The latest JOLTS report (Job Openings and Labor Turnover Summary), with data through November, is now available. The time frame is quite limited compared to the main BLS data series in the monthly employment report, many of which go back to 1948, and the enormously popular Nonfarm Employment (PAYEMS) series goes back to 1939, while the BLS began tracking JOLTS in December 2000. Nevertheless, there are some clear JOLTS correlations with the most recent business cycle trends.
Following a disappointing jobs report for December, the latest update of the Labor Market Conditions Index reflects the decline. The LMCI is a relatively recent indicator developed by Federal Reserve economists to assess changes in the labor market conditions. The latest 0.7). The cumulative index (discussed below) peaked twelve months ago in December 2015.
What are the long-term trends for multiple jobholders in the US? The Bureau of Labor Statistics has two decades of historical data to enlighten us on that topic, courtesy of Table A-16 in the monthly Current Population Survey. At present, multiple jobholders account for just over five percent of civilian employment. The survey captures data for four subcategories of the multi-job workforce, the current relative sizes of which we've illustrated in a pie chart.
Let's take a close look at Friday's employment report numbers on Full and Part-Time Employment. Buried near the bottom of Table A-9 of the government's Employment Situation Summary are the numbers for Full- and Part-Time Workers, with 35-or-more hours as the arbitrary divide between the two categories. The source is the monthly Current Population Survey (CPS) of households. The focus is on total hours worked regardless of whether the hours are from a single or multiple jobs.

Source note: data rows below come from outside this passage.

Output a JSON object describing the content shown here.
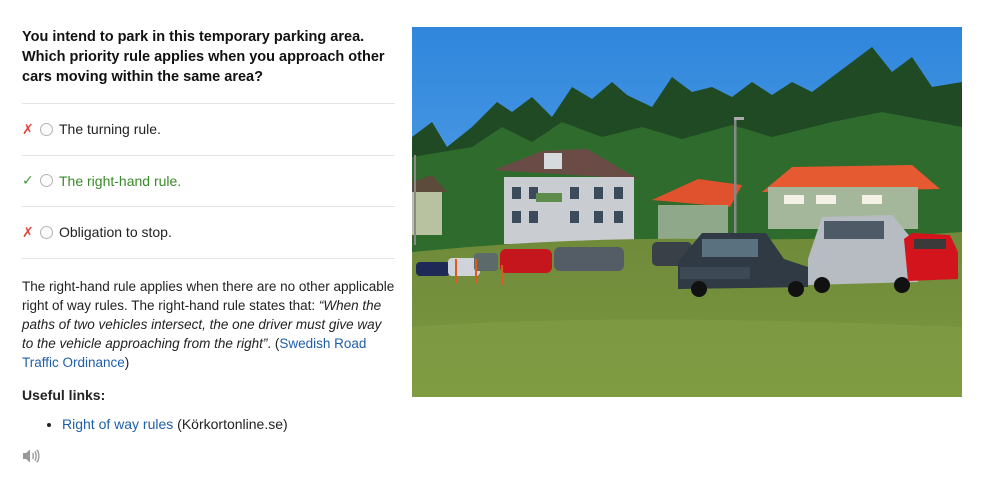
{
  "question": "You intend to park in this temporary parking area. Which priority rule applies when you approach other cars moving within the same area?",
  "answers": [
    {
      "mark": "✗",
      "label": "The turning rule.",
      "correct": false
    },
    {
      "mark": "✓",
      "label": "The right-hand rule.",
      "correct": true
    },
    {
      "mark": "✗",
      "label": "Obligation to stop.",
      "correct": false
    }
  ],
  "explanation": {
    "intro": "The right-hand rule applies when there are no other applicable right of way rules. The right-hand rule states that: ",
    "quote": "“When the paths of two vehicles intersect, the one driver must give way to the vehicle approaching from the right”",
    "after_quote": ". (",
    "source_link": "Swedish Road Traffic Ordinance",
    "closing": ")"
  },
  "useful_links_heading": "Useful links:",
  "links": [
    {
      "text": "Right of way rules",
      "suffix": " (Körkortonline.se)"
    }
  ],
  "icons": {
    "wrong": "cross-mark-icon",
    "right": "check-mark-icon",
    "audio": "speaker-icon"
  },
  "colors": {
    "wrong": "#e0463c",
    "right": "#3c9a3c",
    "link": "#1f5ea8"
  }
}
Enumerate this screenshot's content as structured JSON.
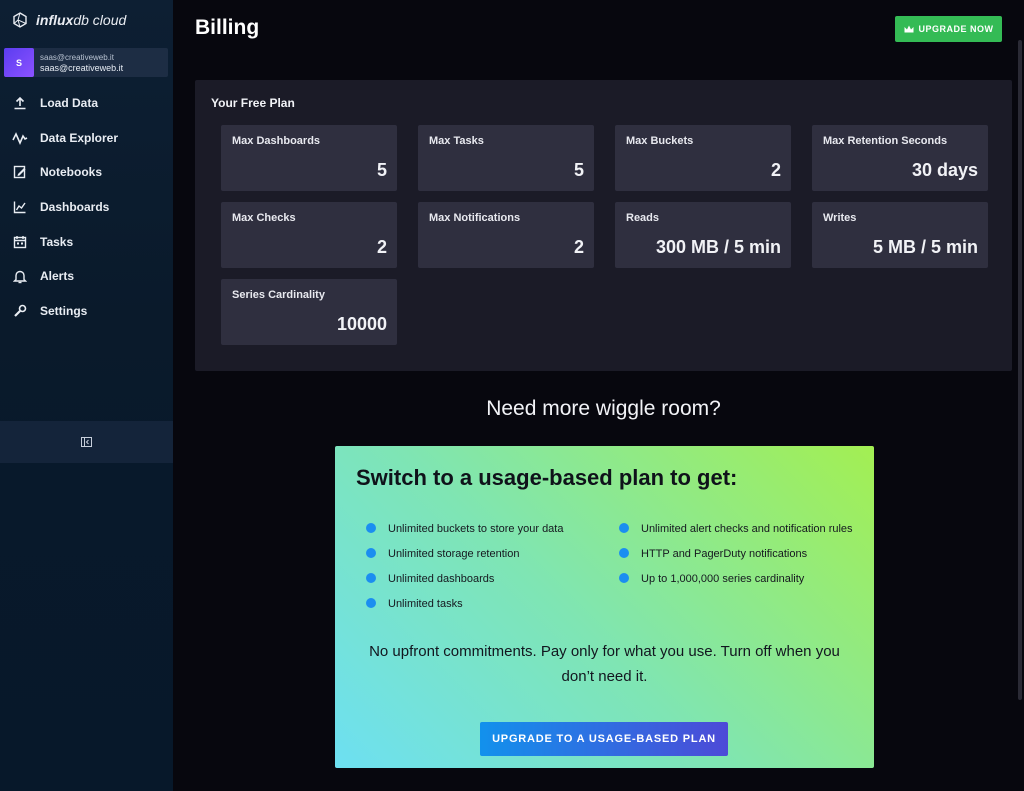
{
  "app": {
    "logo_text_bold": "influx",
    "logo_text_rest": "db cloud"
  },
  "user": {
    "avatar_letter": "S",
    "line1": "saas@creativeweb.it",
    "line2": "saas@creativeweb.it"
  },
  "sidebar": {
    "items": [
      {
        "label": "Load Data",
        "icon": "upload-icon"
      },
      {
        "label": "Data Explorer",
        "icon": "graph-icon"
      },
      {
        "label": "Notebooks",
        "icon": "notebook-icon"
      },
      {
        "label": "Dashboards",
        "icon": "dashboard-icon"
      },
      {
        "label": "Tasks",
        "icon": "calendar-icon"
      },
      {
        "label": "Alerts",
        "icon": "bell-icon"
      },
      {
        "label": "Settings",
        "icon": "wrench-icon"
      }
    ]
  },
  "header": {
    "title": "Billing",
    "upgrade_label": "UPGRADE NOW"
  },
  "plan": {
    "title": "Your Free Plan",
    "cards": [
      {
        "label": "Max Dashboards",
        "value": "5"
      },
      {
        "label": "Max Tasks",
        "value": "5"
      },
      {
        "label": "Max Buckets",
        "value": "2"
      },
      {
        "label": "Max Retention Seconds",
        "value": "30 days"
      },
      {
        "label": "Max Checks",
        "value": "2"
      },
      {
        "label": "Max Notifications",
        "value": "2"
      },
      {
        "label": "Reads",
        "value": "300 MB / 5 min"
      },
      {
        "label": "Writes",
        "value": "5 MB / 5 min"
      },
      {
        "label": "Series Cardinality",
        "value": "10000"
      }
    ]
  },
  "promo": {
    "heading": "Need more wiggle room?",
    "title": "Switch to a usage-based plan to get:",
    "features_left": [
      "Unlimited buckets to store your data",
      "Unlimited storage retention",
      "Unlimited dashboards",
      "Unlimited tasks"
    ],
    "features_right": [
      "Unlimited alert checks and notification rules",
      "HTTP and PagerDuty notifications",
      "Up to 1,000,000 series cardinality"
    ],
    "note": "No upfront commitments. Pay only for what you use. Turn off when you don’t need it.",
    "button_label": "UPGRADE TO A USAGE-BASED PLAN"
  },
  "colors": {
    "accent_green": "#34bb55",
    "accent_blue": "#1291ec",
    "bullet_blue": "#1b8ef0"
  }
}
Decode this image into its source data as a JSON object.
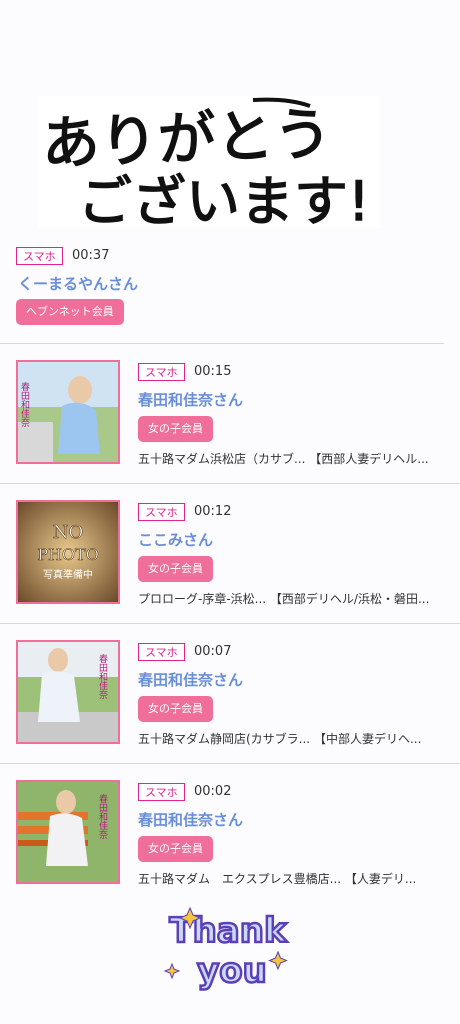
{
  "header": {
    "image_text": "ありがとうございます!"
  },
  "first_entry": {
    "device": "スマホ",
    "time": "00:37",
    "name": "くーまるやんさん",
    "member_type": "ヘブンネット会員"
  },
  "entries": [
    {
      "device": "スマホ",
      "time": "00:15",
      "name": "春田和佳奈さん",
      "member_type": "女の子会員",
      "shop": "五十路マダム浜松店（カサブ... 【西部人妻デリヘル...",
      "photo_caption": "春田和佳奈"
    },
    {
      "device": "スマホ",
      "time": "00:12",
      "name": "ここみさん",
      "member_type": "女の子会員",
      "shop": "プロローグ-序章-浜松... 【西部デリヘル/浜松・磐田...",
      "photo_caption": "NO PHOTO 写真準備中"
    },
    {
      "device": "スマホ",
      "time": "00:07",
      "name": "春田和佳奈さん",
      "member_type": "女の子会員",
      "shop": "五十路マダム静岡店(カサブラ... 【中部人妻デリヘ...",
      "photo_caption": "春田和佳奈"
    },
    {
      "device": "スマホ",
      "time": "00:02",
      "name": "春田和佳奈さん",
      "member_type": "女の子会員",
      "shop": "五十路マダム　エクスプレス豊橋店... 【人妻デリ...",
      "photo_caption": "春田和佳奈"
    }
  ],
  "footer": {
    "image_text": "Thank you"
  },
  "colors": {
    "accent": "#e0248c",
    "button": "#ef6f9a",
    "name": "#6a8fd9"
  }
}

What does the ratio of unemployment claims tell us about where we are in the business cycle and our current recession risk? At present, the ratio for Continued Claims has been trending down. Excluding the 1981 recession, the Initial Claims trough lead time for a recession has ranged from 7 to 22 months with an average of 12 months if we include the 1981 recession and 14 months if we exclude it. Admittedly, the last recession is an extreme example, but the Initial Claims trough preceded its December 2007 onset by a whopping 22 months.
The U.S. International Trade in Goods and Services, also known as the FT-900, is published monthly by the Bureau of Economic Analysis with data going back to 1992. The monthly reports include revisions that go back several months. This report details U.S. exports and imports of goods and services.
The Institute of Supply Management (ISM) has now released the December Non-Manufacturing Purchasing Managers' Index (PMI), also known as the ISM Services PMI. The headline Composite Index is at 57.2 percent, unchanged from last month. Today's number came in above the Investing.com forecast of 56.6 percent.
The final December US Services Purchasing Managers' Index conducted by Markit came in at 53.9 percent, down 0.7 percent from the final November estimate. The Investing.com consensus was for 53.4 percent. Markit's Services PMI is a diffusion index: A reading above 50 indicates expansion in the sector; below 50 indicates contraction.
With the GDP Q3 Third Estimate, we now have an updated look at the popular "Buffett Indicator" -- the ratio of corporate equities to GDP. The current reading is 121.2%, down from 124.9% the previous quarter. It is off its 129.7% interim high in Q1 of 2105.
For the past few years, we've been following a couple of transportation metrics: Vehicle Miles Traveled and Gasoline Volume Sales. For both series, we focus on the population adjusted data. Let's now do something similar with the Light Vehicle Sales report from the Bureau of Economic Analysis. This data series stretches back to January 1976. Since that first data point, the Civilian Noninstitutional Population Age 16 and Over (i.e., driving age not in the military or an inmate) has risen about 65%.